The frequency of lipid abnormalities in this study may be explained by the fact that all patients using lipid lowering drugs were excluded from the study, which allowed for a more accurate representation of the data. Other reasons that may result in greater lipid changes include aging, increased body mass index, smoking and the direct effect of HIV infection.
Several studies have provided evidence for the role of ART in the development of metabolic disorders, specifically demonstrating a greater prevalence of hypercholesterolemia and hypertriglyceridemia in patients receiving ART9,15–18,20,21.
In the present study, most HIV patients showed statistically significant increases in the association between TC and TG and the use of ART. This association was not found when HDL was examined.

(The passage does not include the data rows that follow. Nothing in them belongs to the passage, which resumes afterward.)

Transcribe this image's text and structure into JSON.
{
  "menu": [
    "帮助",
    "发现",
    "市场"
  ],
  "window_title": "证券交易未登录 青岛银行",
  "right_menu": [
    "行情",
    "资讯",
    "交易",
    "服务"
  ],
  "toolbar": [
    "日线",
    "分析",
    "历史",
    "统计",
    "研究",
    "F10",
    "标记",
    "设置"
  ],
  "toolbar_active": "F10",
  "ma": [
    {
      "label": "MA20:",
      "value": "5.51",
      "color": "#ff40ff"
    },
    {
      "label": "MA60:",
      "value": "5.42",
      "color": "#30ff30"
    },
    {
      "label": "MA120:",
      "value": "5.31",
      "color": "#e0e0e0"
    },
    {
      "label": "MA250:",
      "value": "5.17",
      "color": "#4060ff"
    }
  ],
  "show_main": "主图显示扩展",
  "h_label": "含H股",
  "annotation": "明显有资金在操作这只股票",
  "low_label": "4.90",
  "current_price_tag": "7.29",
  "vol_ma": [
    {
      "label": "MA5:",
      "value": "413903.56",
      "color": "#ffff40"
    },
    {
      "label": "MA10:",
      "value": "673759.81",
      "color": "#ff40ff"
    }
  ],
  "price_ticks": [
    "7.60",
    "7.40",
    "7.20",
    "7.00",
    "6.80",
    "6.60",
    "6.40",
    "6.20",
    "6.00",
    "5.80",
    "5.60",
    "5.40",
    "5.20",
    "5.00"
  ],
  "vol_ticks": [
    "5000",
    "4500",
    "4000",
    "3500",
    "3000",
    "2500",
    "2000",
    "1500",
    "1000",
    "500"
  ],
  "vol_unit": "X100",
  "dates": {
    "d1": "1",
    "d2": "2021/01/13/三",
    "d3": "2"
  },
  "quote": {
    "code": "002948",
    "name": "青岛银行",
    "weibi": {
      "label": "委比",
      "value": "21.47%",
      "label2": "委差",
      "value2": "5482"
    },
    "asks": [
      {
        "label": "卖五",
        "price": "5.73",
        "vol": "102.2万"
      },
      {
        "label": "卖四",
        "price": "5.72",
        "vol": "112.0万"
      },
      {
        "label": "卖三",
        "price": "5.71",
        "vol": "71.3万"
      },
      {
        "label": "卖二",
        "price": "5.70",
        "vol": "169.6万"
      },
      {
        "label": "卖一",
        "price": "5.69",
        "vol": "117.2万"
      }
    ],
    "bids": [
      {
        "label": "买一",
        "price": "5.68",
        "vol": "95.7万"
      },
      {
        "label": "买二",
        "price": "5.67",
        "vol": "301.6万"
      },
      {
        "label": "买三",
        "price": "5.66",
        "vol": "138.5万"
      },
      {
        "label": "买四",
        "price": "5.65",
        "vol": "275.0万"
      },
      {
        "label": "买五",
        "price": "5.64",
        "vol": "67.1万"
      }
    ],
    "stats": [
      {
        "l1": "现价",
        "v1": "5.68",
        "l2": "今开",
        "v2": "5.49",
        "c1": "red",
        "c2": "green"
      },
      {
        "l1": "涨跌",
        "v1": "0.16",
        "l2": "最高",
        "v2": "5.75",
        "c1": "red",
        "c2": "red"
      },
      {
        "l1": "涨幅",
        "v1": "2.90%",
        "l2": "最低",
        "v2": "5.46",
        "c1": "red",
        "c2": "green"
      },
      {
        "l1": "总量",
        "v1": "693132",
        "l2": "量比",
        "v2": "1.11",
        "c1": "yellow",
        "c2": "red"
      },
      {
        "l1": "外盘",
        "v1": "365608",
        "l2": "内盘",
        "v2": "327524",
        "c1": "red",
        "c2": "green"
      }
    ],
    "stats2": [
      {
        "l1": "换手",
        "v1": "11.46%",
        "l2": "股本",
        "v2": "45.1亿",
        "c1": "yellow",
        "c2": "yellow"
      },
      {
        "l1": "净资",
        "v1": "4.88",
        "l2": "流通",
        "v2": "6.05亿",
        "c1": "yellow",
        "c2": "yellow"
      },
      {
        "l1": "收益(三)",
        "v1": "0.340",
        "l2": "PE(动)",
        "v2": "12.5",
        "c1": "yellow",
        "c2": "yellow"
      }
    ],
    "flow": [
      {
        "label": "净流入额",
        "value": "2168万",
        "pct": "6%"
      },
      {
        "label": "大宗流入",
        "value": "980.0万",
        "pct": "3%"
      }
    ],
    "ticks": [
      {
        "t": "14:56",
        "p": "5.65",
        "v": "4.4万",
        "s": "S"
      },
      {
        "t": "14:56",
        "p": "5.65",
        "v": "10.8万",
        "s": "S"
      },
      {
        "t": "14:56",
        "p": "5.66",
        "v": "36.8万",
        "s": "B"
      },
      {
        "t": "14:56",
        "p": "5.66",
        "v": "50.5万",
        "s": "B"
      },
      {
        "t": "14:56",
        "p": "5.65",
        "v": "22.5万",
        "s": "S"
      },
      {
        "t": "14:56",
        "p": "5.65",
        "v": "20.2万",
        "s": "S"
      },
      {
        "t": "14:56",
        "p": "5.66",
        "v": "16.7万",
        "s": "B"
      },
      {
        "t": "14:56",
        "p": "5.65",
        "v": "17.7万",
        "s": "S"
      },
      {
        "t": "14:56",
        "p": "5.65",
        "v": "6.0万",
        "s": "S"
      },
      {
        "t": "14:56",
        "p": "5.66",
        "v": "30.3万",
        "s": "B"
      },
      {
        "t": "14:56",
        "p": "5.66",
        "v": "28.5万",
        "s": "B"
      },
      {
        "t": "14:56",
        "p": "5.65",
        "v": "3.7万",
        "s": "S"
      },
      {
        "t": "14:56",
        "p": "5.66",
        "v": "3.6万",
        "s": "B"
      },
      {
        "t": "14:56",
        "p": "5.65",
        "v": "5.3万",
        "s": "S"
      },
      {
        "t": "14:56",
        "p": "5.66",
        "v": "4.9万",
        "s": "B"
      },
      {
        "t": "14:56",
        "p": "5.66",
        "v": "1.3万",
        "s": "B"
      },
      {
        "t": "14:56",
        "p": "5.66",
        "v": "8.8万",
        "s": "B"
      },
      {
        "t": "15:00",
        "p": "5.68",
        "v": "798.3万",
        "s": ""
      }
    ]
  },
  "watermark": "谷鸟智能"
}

Similarly, Araújo et al.15 found an association between elevated levels of TG and TC and the use of ART, but no association with HDL.
Although viral load was not part of the analysis in this study, one possible explanation for the finding of higher HDL levels in patients on ART is that they could have a lower viral load, leading to a diminished inflammatory response1.
Differences reported in the literature related to the association between ART and changes in the lipid profile, may be attributed to diet, sex, age, physical activity, type and/or duration of ART, as well as differences in the methodology used and the characteristics of each study population.
When examining the association between duration of ART use and the development of lipid abnormalities in the study population, it was observed that the prevalence of abnormalities in TC and TG was greater in patients who had received ART for more than 12 months compared to those not on treatment.
Previous studies have shown that individuals with MS had a longer period of ART9,22,23. On the other hand, Mondy et al.12 found no statistical association between use/duration of ART and dyslipidemia. This difference could be explained by patients on ART who also received treatment with lipid-lowering drugs.
This study demonstrated that the prevalence of lipid abnormalities in HIV patients tends to increase according to the duration of ART. Therefore, individuals on ART may have a higher risk of developing cardiovascular disease and atherosclerosis compared to the general population and patients off treatment.
However, the pathophysiological mechanism for such metabolic changes has not been fully established24and prospective studies with longer follow-up periods will provide additional data on the metabolic consequences of ART.
To prevent or lessen the impact of dyslipidemia on the health of individuals with HIV, potential treatment approaches include the switch to of highly active antiretroviral therapy (HAART), prescription of lipid-lowering drugs and/or modification of lifestyle, such as increased physical activity, weight reduction, and decreased smoking and alcohol consumption.
Most of the HIV patients included in this study showed lipid alterations, with approximately one third of these patients showing alterations in two lipid parameters. The HIV patients in our study also demonstrated a statistically significant increase in the association between TC and TG levels and the use of ART. Furthermore, regarding the association between the duration of ART and the development of lipid abnormalities, it was observed that the prevalence of abnormalities in TC, LDL and TG was greater in patients who had received ART for more than 12 months when compared to those not on treatment.